Connie loved Tiger dearly. She and Mil found a home for him in Mission Hills. Paint adopted me. They all lived happily ever after.

Paint was certainly resilient. Somehow not losing an instinct that there was a human out there she could trust. But she was going to chose carefully. Finding a veterinarian was good instinct on her part. And then how she knew I would succumb to her charms, I don’t know.

Most people never saw the charming Paint. For understandable reasons she had no interest in people at all beyond her chosen one. But she wasn’t the kind of cat to run and hide under a bed. She stood her ground under all circumstances. Some saw her as aloof. Others thought she was rather regal. Queen like. She kept her mostly white coat of fur spotless. Her gate was light and dainty. Almost ballet like. And perhaps because of her early life encounter with that old alley cat, she did not tolerate any other cat whatsoever. She patrolled her turf and took on intruders no matter how much larger they were.

When I moved to Normal Heights Dad installed a cat door at the front of the house. I was afraid with so many creatures of all sorts in the neighborhood some would find their way through that door. Paint was always on guard though. Once a cat managed to stick its head through. Paint responded immediately and dished out a severe penalty to the intruder. As always she cleaned up thoroughly after dirtying her paws on the riff raff.

It was never done better on Leave It To Beaver, or Father Knows Best. She knew the sound of my VW at the curb. Without fail charged out her little door to greet me. To side rub my legs and escort me in. And yes, most likely over to the food dish.

She was a bird lover. She easily caught them. Or if she saw them through the window she clicked and clattered her jaws while observing. She ran to the television at the sight of any animal or bird shown.
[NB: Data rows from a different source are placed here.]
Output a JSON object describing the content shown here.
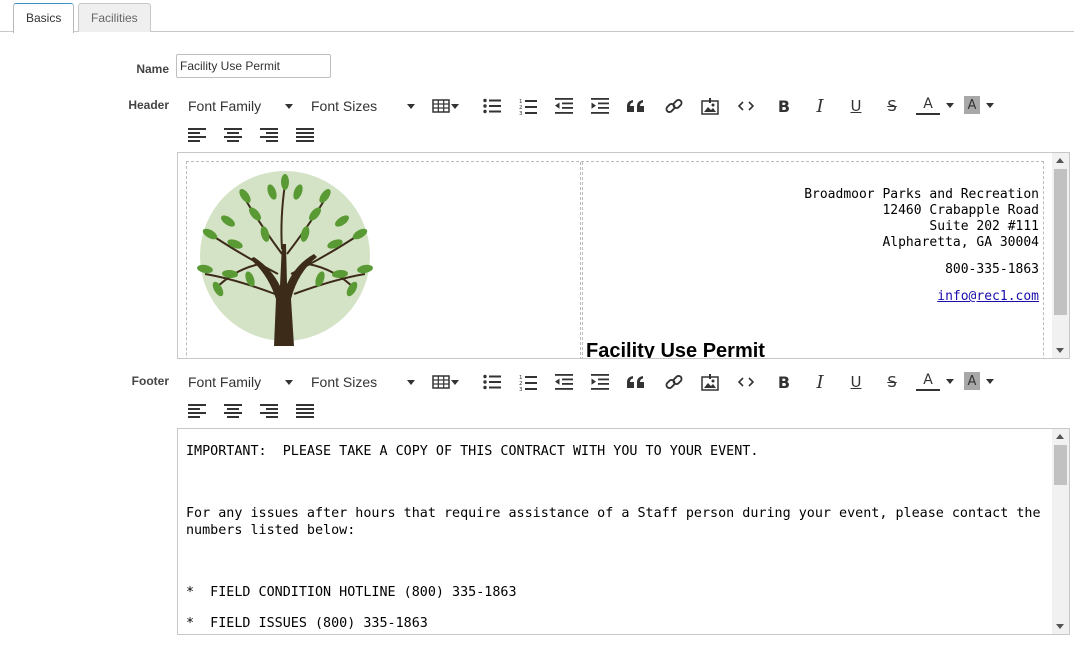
{
  "tabs": [
    {
      "label": "Basics",
      "active": true
    },
    {
      "label": "Facilities",
      "active": false
    }
  ],
  "form": {
    "name_label": "Name",
    "name_value": "Facility Use Permit",
    "header_label": "Header",
    "footer_label": "Footer"
  },
  "toolbar": {
    "font_family": "Font Family",
    "font_sizes": "Font Sizes",
    "buttons": [
      "table-icon",
      "bullet-list-icon",
      "numbered-list-icon",
      "outdent-icon",
      "indent-icon",
      "blockquote-icon",
      "link-icon",
      "image-icon",
      "code-icon",
      "bold-icon",
      "italic-icon",
      "underline-icon",
      "strikethrough-icon",
      "font-color-icon",
      "highlight-color-icon",
      "align-left-icon",
      "align-center-icon",
      "align-right-icon",
      "align-justify-icon"
    ],
    "font_color_letter": "A",
    "highlight_letter": "A",
    "bold_letter": "B",
    "italic_letter": "I",
    "underline_letter": "U",
    "strike_letter": "S"
  },
  "header_content": {
    "address_lines": [
      "Broadmoor Parks and Recreation",
      "12460 Crabapple Road",
      "Suite 202 #111",
      "Alpharetta, GA 30004"
    ],
    "phone": "800-335-1863",
    "email": "info@rec1.com",
    "permit_title": "Facility Use Permit",
    "logo": "tree-logo"
  },
  "footer_content": {
    "line1": "IMPORTANT:  PLEASE TAKE A COPY OF THIS CONTRACT WITH YOU TO YOUR EVENT.",
    "line2": "For any issues after hours that require assistance of a Staff person during your event, please contact the numbers listed below:",
    "line3": "*  FIELD CONDITION HOTLINE (800) 335-1863",
    "line4": "*  FIELD ISSUES (800) 335-1863"
  },
  "colors": {
    "active_tab_accent": "#3a8fc7",
    "link": "#1a0dab",
    "tree_circle": "#d4e3c6",
    "leaf": "#5a9a35",
    "trunk": "#3d2b1a"
  }
}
Sometimes taking a few bats or swipes at the screen.

Paint liked being on the bed at night, kneading out her selected location. That’s unless she suspected trespassers might be lurking about. Then she’d guard the door. Otherwise she’d jump on the bed, circle her spot, turn on the purr machine and get cozy. Invariably I woke up to the sound of her cleaning duties. The licking and chewing. Occasionally if she felt I hadn’t passed inspection, she licked and chewed on me as well until I met standards.

Since Paint has gone on to Heaven, I haven’t sought a new pet. Maybe a beta fish or two. But not a furry four leg variety. Her legacy of tragedy, triumph, heart, determination, loyalty and personality is unique. And quite irreplaceable it seems to me.

Dan Soderberg Photography


The VW snapped a tie rod somewhere along I-15 in the vast reaches of the Mojave desert as I was headed for the Grand Canyon. Triple AAA brought me to Yermo. A bit of a town that amounts to a quick gaze from a single highway exit.

The Garage was closed for the day. I’d be spending the night in Yermo. No worries about needing to check in to sleep somewhere. VW is home away from home.

Besides, A truck stop cafe was at hand. Style and living all the way. The handy duty mechanics at Yermo Garage got me rolling along the next day all right.

Related links.